Room to be cleared.
Melting Iron, &c.
A Bill, intituled, A Bill for granting and conferring of Privileges, for a reasonable Term of Years, unto Jeremy Buck Esquire, and his Assigns, of a new Invention of his, Good and Profit to the Commonwealth, for the Melting down of Iron Ore and Cinders into Raw Iron, as also of other Ore into other Metals, with Stone Coal, without Charking thereof, was this Day read the First time; and ordered to be read the Second time on This-day-sevennight.
A Bill enabling the Lords Commissioners of the Great Seal to grant out Commissions to Commissioners to send out Summons, in the Case of Mrs. Puckering and Joseph Welsh; and, in like Cases of pretended forcible Contracts and Marriages, to hear, determine, and annul, the said pretended forcible Contracts and Marriages (if there be just Cause); was this Day read the First time; and ordered to be read the Second time on This-day-sevennight.
A Bill for making the River of Way navigable, from Way Bridge to the Town of Guilford, and from thence to the River of Thames, was this Day read the First time; and ordered to be read the Second time This-day-sevennight, after the Bills before appointed to be that Day read.
Pardon of Kinsey, &c.
A Bill for the Pardoning of Richard Kinsey and Francis Mathewes, of all Treasons, for Levying of War in the City of London, and other Offences, was this Day read the First and Second time; and, upon the Question, committed nhto Mr. Attorney General, Mr. Hill, Mr. Long, Alderman Pennington, Alderman Atkins, Major Lister, Mr. Love, Mr. Strickland, Mr. Garland, Mr. Robinson, Mr. Pury, Mr. Carey, Mr. Corbett; or any Three of them: And they are to meet this Afternoon at Three of Clock, in the Speaker's Chamber; and so de die in diem.
Late King's Property.
Embassy from Spaine.
When the Lord Ambassador was come as far as the Bar, the Master of the Ceremonies and the Serjeant attended him, the one on the Right Hand, and the other on the Left, until the Lord Ambassador came to the Chair appointed for that Purpose: Which was placed on the North Side of the House, upon a Turkey Carpet, with a Cushion in it, and a Footstool before it.
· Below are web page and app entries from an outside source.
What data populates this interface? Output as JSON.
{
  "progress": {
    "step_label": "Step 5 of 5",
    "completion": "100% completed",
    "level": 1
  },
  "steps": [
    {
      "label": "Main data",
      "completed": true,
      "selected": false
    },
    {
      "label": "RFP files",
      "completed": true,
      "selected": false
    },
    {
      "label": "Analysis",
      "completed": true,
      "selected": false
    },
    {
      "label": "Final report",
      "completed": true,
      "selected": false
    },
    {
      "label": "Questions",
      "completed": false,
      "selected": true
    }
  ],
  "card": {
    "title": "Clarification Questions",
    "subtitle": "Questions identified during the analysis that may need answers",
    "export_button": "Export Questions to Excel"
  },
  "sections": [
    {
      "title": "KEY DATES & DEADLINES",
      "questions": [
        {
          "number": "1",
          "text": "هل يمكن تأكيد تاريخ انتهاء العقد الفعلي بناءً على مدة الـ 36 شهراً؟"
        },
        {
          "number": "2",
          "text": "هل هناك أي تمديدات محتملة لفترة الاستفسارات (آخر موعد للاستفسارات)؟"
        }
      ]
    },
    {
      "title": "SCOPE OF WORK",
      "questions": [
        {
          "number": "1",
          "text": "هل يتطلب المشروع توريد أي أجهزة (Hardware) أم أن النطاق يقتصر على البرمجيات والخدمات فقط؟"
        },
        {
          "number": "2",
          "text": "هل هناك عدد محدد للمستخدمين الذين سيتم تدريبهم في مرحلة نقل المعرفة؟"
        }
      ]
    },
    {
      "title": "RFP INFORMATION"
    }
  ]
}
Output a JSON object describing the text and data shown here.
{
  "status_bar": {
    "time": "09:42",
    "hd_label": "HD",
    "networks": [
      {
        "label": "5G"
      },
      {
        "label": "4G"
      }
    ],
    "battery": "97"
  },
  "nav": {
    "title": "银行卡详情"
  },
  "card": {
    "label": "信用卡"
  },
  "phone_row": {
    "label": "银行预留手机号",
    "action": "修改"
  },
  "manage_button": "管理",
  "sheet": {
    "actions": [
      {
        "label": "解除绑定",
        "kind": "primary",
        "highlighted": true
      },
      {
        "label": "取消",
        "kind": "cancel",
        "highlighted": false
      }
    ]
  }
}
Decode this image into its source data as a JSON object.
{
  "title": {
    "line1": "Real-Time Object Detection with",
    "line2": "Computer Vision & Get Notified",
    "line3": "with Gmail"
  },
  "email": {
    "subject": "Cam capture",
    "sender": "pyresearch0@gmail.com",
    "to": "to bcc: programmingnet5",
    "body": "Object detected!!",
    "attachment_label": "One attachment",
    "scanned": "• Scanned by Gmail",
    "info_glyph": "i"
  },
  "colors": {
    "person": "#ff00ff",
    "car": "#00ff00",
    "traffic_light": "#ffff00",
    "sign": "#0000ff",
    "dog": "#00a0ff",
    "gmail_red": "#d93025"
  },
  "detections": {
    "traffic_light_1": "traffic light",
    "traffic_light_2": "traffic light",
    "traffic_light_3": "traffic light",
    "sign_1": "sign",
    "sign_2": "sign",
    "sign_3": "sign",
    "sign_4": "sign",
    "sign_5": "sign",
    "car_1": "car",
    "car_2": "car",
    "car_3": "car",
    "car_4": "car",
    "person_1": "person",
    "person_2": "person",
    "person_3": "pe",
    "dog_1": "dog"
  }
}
The Ambassador's Name was Don Alfonso de Cardenas: who, after a few Words addressed to Mr. Speaker, he presented his Letters Credentials: Which were, by the Master of the Ceremonies, delivered to Mr. Speaker: And afterwards declared the Substance of his Embassy; and the great Desire of establishing a Peace, and good Correspondence, to this Commonwealth: Delivering likewise a Copy, in English, of what he delivered by Word in the House; and Two other Papers, whereof he made mention in his Speech.